Many people fail to navigate retirement planning the right way, consequently finding themselves just a few years shy of retirement and still without enough funds for the remaining years of their life. This can be a great source of stress, so if you find yourself guilty of common retirement planning mistakes, finding the best solutions for them is a must while you have time.
Rounded up below are five of the most common retirement planning mistakes and the solutions financial strategists recommend for them.
- Started saving late.
The ideal time for retirement planning to start is the moment you get your first job. However, if you’re like many who didn’t think of retirement until you hit your 30s, then it’s most likely that you’re still a long way from your ideal total. One of the best solutions for this is to increase your income – find opportunities that will not just help you augment finances but also grow the amount of money that you can direct to your retirement fund. With whatever extra time you have, strive to earn more. Also, instead of using your bonuses for splurges, direct those to your retirement fund to reduce the distance between your current savings and your target amount.
- Spent too much money.
Money wasted is money lost – there’s no undoing this unless you can part with possessions or sources of “convenience and joy.” Think about all the things you have and their true value in your life. Do you really need a third car? Do you need to maintain the swimming pool? Do you need the pool table in the rec room? Do you need 20 fishing rods or all the tools in your garage? You can recover some money lost by selling some possessions and putting sales into your retirement fund. Doing this won’t be enough, but it will bring growth to your retirement fund.
- Relying too much on Social Security and company pension plans.
Believing that someone else will take care of retirement for you is dangerous – there’s no certainty in what others will do for your sake. What you should do while you still have time (no matter how little it is) is to take matters into your own hands and seek the guidance of a financial adviser.
- Underestimating health care requirements.
If you’ve been relying solely on your company to cover your healthcare, you better stop because the common scenario is that companies only cover a small portion of it and you can still end up paying a huge amount of money should you need health care services during retirement.

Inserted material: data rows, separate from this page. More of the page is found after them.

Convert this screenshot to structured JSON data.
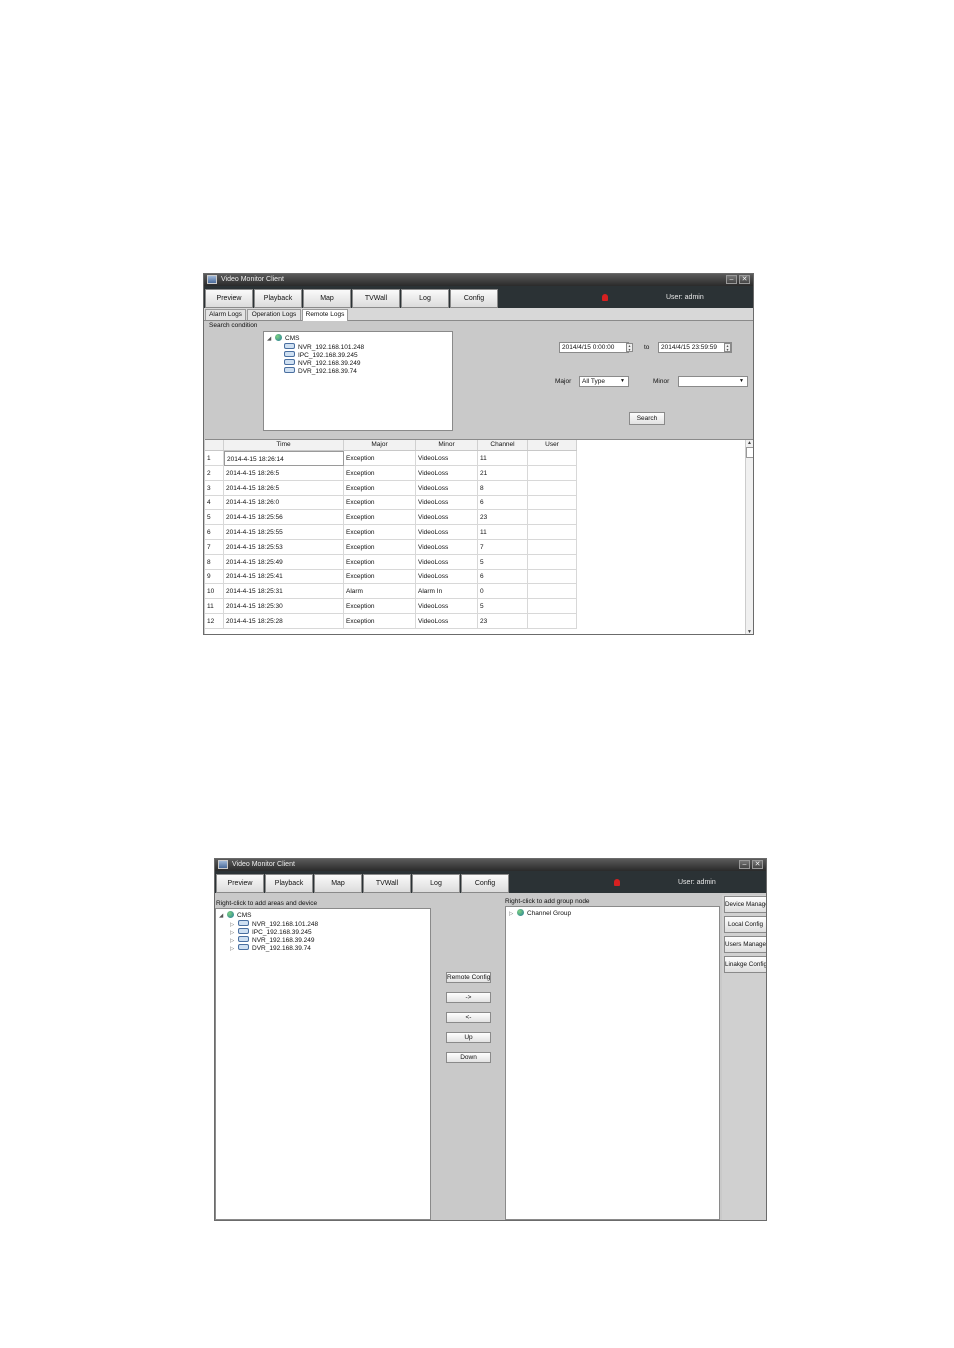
{
  "window1": {
    "title": "Video Monitor Client",
    "minimize": "–",
    "close": "✕",
    "nav": [
      "Preview",
      "Playback",
      "Map",
      "TVWall",
      "Log",
      "Config"
    ],
    "user": "User: admin",
    "log_tabs": [
      "Alarm Logs",
      "Operation Logs",
      "Remote Logs"
    ],
    "search_condition_label": "Search condition",
    "tree": {
      "root": "CMS",
      "devices": [
        "NVR_192.168.101.248",
        "IPC_192.168.39.245",
        "NVR_192.168.39.249",
        "DVR_192.168.39.74"
      ]
    },
    "date_from": "2014/4/15 0:00:00",
    "to_label": "to",
    "date_to": "2014/4/15 23:59:59",
    "major_label": "Major",
    "major_value": "All Type",
    "minor_label": "Minor",
    "minor_value": "",
    "search_button": "Search",
    "columns": [
      "Time",
      "Major",
      "Minor",
      "Channel",
      "User"
    ],
    "rows": [
      {
        "no": "1",
        "time": "2014-4-15 18:26:14",
        "major": "Exception",
        "minor": "VideoLoss",
        "channel": "11",
        "user": ""
      },
      {
        "no": "2",
        "time": "2014-4-15 18:26:5",
        "major": "Exception",
        "minor": "VideoLoss",
        "channel": "21",
        "user": ""
      },
      {
        "no": "3",
        "time": "2014-4-15 18:26:5",
        "major": "Exception",
        "minor": "VideoLoss",
        "channel": "8",
        "user": ""
      },
      {
        "no": "4",
        "time": "2014-4-15 18:26:0",
        "major": "Exception",
        "minor": "VideoLoss",
        "channel": "6",
        "user": ""
      },
      {
        "no": "5",
        "time": "2014-4-15 18:25:56",
        "major": "Exception",
        "minor": "VideoLoss",
        "channel": "23",
        "user": ""
      },
      {
        "no": "6",
        "time": "2014-4-15 18:25:55",
        "major": "Exception",
        "minor": "VideoLoss",
        "channel": "11",
        "user": ""
      },
      {
        "no": "7",
        "time": "2014-4-15 18:25:53",
        "major": "Exception",
        "minor": "VideoLoss",
        "channel": "7",
        "user": ""
      },
      {
        "no": "8",
        "time": "2014-4-15 18:25:49",
        "major": "Exception",
        "minor": "VideoLoss",
        "channel": "5",
        "user": ""
      },
      {
        "no": "9",
        "time": "2014-4-15 18:25:41",
        "major": "Exception",
        "minor": "VideoLoss",
        "channel": "6",
        "user": ""
      },
      {
        "no": "10",
        "time": "2014-4-15 18:25:31",
        "major": "Alarm",
        "minor": "Alarm In",
        "channel": "0",
        "user": ""
      },
      {
        "no": "11",
        "time": "2014-4-15 18:25:30",
        "major": "Exception",
        "minor": "VideoLoss",
        "channel": "5",
        "user": ""
      },
      {
        "no": "12",
        "time": "2014-4-15 18:25:28",
        "major": "Exception",
        "minor": "VideoLoss",
        "channel": "23",
        "user": ""
      }
    ]
  },
  "window2": {
    "title": "Video Monitor Client",
    "minimize": "–",
    "close": "✕",
    "nav": [
      "Preview",
      "Playback",
      "Map",
      "TVWall",
      "Log",
      "Config"
    ],
    "user": "User: admin",
    "left_hint": "Right-click to add areas and device",
    "tree": {
      "root": "CMS",
      "devices": [
        "NVR_192.168.101.248",
        "IPC_192.168.39.245",
        "NVR_192.168.39.249",
        "DVR_192.168.39.74"
      ]
    },
    "middle_buttons": [
      "Remote Config",
      "->",
      "<-",
      "Up",
      "Down"
    ],
    "right_hint": "Right-click to add group node",
    "group_node": "Channel Group",
    "side_buttons": [
      "Device Manage",
      "Local Config",
      "Users Manage",
      "Linakge Config"
    ]
  },
  "colors": {
    "navbar": "#2b3235",
    "titlebar": "#3a3a3a",
    "panel": "#c9c9c9",
    "alarm": "#d62020"
  }
}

Financial advisers say you can still buy long-term care insurance in your 50s or 60s to cover this risk.
- You believe you’ll still work after retirement.
The idea of pulling a Robert De Niro in “The Intern” seems nice, but just because you want that doesn’t mean you’ll be physically up to it. Don’t bank too much on the idea of still working after retirement by exploring a different career or launching your own business; you need to consider your health and the cost of maintaining it. If you really want to continue earning after retirement, financial advisers say, find investments that will have your money working for you instead of you working for money. Passive income opportunities are your best options.